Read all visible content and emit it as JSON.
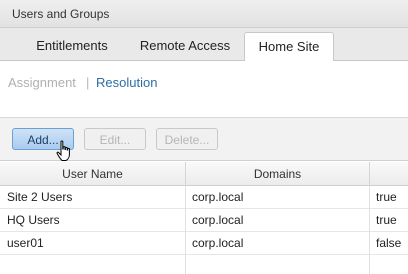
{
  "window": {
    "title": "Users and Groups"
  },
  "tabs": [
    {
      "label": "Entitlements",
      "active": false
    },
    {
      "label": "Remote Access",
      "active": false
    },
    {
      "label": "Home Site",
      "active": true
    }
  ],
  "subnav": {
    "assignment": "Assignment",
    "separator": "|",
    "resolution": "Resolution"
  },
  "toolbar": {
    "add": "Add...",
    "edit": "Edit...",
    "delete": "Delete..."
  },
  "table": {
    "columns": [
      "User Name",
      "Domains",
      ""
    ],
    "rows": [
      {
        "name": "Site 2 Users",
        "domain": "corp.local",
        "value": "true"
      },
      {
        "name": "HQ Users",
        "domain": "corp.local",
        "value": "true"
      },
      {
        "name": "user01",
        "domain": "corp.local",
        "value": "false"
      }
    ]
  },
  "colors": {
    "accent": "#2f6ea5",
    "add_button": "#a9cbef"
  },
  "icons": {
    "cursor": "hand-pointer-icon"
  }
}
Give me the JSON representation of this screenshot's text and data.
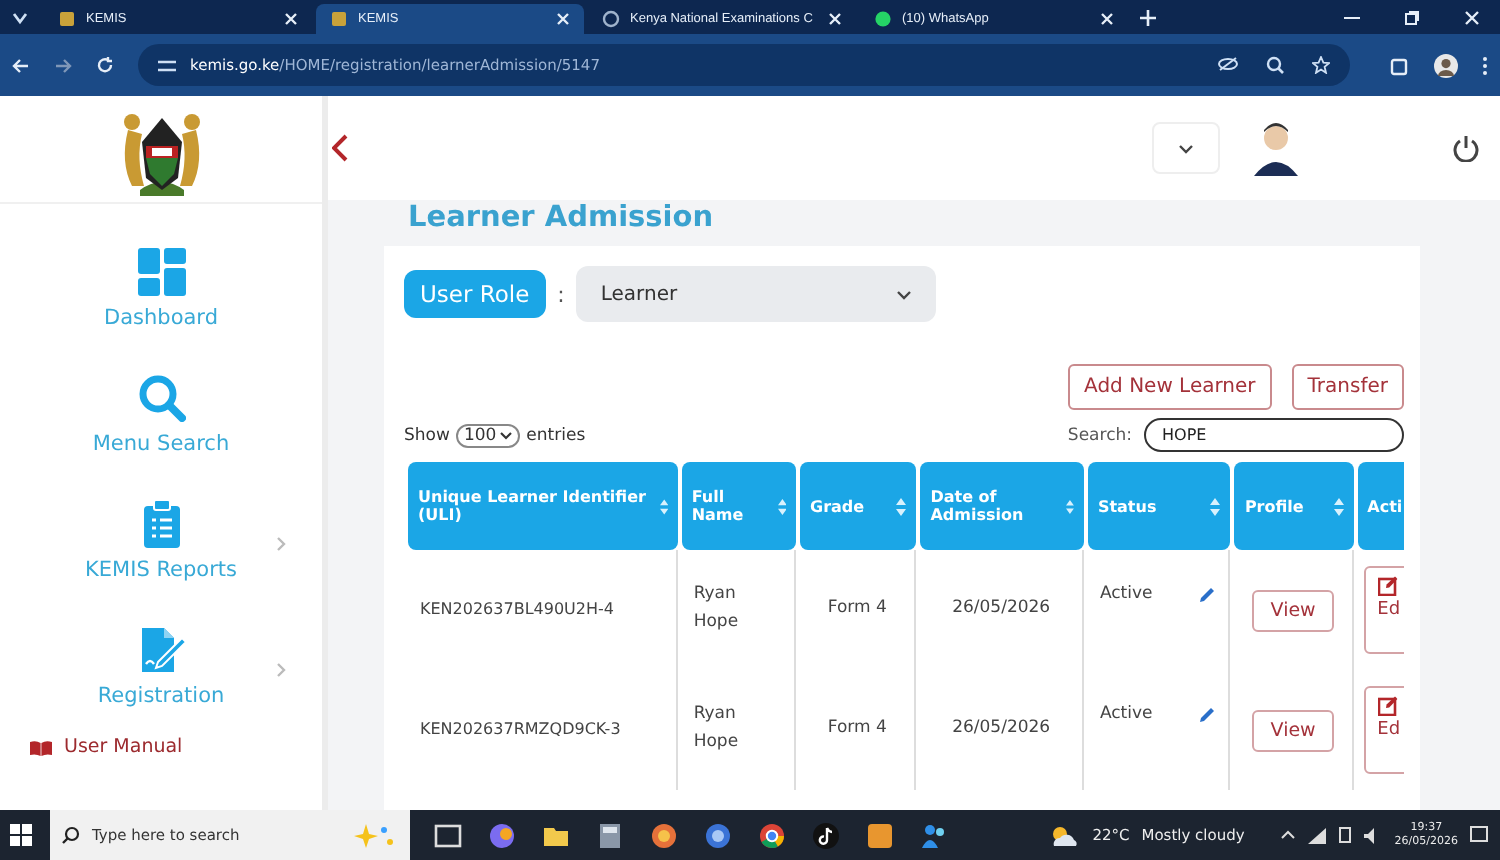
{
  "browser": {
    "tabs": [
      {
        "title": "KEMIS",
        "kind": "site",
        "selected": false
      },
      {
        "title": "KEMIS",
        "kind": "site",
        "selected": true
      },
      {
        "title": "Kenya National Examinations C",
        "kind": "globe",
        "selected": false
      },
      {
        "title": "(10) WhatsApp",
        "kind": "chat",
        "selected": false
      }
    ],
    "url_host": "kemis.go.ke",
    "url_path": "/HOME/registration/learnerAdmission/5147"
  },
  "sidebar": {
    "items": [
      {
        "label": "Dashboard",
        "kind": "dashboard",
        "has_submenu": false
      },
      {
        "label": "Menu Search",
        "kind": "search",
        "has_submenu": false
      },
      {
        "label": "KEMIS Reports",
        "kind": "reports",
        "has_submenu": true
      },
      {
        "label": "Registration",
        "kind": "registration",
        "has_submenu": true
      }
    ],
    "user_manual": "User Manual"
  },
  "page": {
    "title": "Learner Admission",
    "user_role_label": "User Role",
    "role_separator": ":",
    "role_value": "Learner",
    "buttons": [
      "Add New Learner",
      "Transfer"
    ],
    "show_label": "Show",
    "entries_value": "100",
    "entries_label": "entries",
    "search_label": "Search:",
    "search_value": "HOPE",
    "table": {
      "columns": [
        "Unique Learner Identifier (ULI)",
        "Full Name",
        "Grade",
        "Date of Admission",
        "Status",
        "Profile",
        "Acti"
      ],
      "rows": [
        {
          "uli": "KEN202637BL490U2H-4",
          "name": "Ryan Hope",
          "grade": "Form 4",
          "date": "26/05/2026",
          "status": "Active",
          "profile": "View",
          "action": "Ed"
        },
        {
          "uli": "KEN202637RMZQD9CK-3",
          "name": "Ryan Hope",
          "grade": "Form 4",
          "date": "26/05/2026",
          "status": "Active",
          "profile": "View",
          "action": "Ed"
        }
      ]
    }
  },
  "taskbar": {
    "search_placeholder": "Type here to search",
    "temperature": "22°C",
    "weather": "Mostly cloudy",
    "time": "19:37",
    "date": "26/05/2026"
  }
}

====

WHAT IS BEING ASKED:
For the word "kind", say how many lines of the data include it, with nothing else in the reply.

THE ANSWER:
8